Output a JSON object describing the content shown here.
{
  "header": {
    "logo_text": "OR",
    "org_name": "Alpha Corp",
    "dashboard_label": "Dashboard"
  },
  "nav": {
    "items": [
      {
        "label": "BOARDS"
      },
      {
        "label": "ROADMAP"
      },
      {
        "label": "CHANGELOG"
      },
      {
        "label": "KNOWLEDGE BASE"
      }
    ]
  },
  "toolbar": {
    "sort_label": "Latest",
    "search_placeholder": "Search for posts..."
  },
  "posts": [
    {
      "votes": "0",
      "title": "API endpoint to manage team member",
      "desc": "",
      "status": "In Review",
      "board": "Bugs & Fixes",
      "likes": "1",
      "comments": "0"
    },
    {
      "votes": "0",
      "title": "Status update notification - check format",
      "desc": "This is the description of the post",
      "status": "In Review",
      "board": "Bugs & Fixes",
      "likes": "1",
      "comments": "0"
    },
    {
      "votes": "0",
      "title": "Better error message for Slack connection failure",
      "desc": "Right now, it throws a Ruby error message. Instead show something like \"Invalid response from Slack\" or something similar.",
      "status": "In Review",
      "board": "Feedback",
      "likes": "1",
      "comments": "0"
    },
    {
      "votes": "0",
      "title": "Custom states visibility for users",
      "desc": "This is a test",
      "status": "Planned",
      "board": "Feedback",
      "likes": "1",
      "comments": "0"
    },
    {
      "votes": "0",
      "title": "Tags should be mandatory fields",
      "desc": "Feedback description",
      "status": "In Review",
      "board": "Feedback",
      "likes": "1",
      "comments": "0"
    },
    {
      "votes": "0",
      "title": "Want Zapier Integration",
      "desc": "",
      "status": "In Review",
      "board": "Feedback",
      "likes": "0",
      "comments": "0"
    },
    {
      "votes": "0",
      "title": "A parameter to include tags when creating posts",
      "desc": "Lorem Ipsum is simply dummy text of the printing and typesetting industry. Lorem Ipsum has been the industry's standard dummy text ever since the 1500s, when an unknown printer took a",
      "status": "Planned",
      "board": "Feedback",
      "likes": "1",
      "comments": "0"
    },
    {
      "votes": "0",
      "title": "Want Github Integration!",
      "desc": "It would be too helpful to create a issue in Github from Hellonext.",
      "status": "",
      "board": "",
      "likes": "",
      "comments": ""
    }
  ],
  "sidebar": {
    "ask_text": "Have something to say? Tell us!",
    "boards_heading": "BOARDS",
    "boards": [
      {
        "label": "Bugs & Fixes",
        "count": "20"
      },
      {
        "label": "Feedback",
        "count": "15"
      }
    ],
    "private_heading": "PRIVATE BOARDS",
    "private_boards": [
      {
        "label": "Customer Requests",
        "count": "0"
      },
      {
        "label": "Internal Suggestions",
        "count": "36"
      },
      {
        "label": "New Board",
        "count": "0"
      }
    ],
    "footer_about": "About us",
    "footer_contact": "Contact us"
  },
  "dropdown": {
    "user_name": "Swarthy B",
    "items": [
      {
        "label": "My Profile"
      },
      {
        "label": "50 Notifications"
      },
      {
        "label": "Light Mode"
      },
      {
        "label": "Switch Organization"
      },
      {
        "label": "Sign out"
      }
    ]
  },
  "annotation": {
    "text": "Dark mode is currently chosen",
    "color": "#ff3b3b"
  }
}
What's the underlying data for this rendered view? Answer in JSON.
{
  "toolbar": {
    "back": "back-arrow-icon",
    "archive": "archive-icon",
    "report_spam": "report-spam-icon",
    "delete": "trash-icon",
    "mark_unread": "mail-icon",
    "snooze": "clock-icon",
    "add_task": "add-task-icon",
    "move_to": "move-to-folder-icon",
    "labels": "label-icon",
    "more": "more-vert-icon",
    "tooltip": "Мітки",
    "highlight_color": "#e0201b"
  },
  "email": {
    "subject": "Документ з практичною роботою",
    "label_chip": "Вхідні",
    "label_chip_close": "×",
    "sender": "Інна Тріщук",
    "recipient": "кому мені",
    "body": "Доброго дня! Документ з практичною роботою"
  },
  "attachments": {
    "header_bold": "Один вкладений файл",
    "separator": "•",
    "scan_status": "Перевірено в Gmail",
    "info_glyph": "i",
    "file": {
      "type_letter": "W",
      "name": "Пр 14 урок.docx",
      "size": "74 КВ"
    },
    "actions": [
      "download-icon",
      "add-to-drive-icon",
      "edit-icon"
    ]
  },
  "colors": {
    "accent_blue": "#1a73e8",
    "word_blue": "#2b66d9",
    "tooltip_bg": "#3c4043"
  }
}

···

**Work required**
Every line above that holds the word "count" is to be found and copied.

**Reply**
        "count": "20"
        "count": "15"
        "count": "0"
        "count": "36"
        "count": "0"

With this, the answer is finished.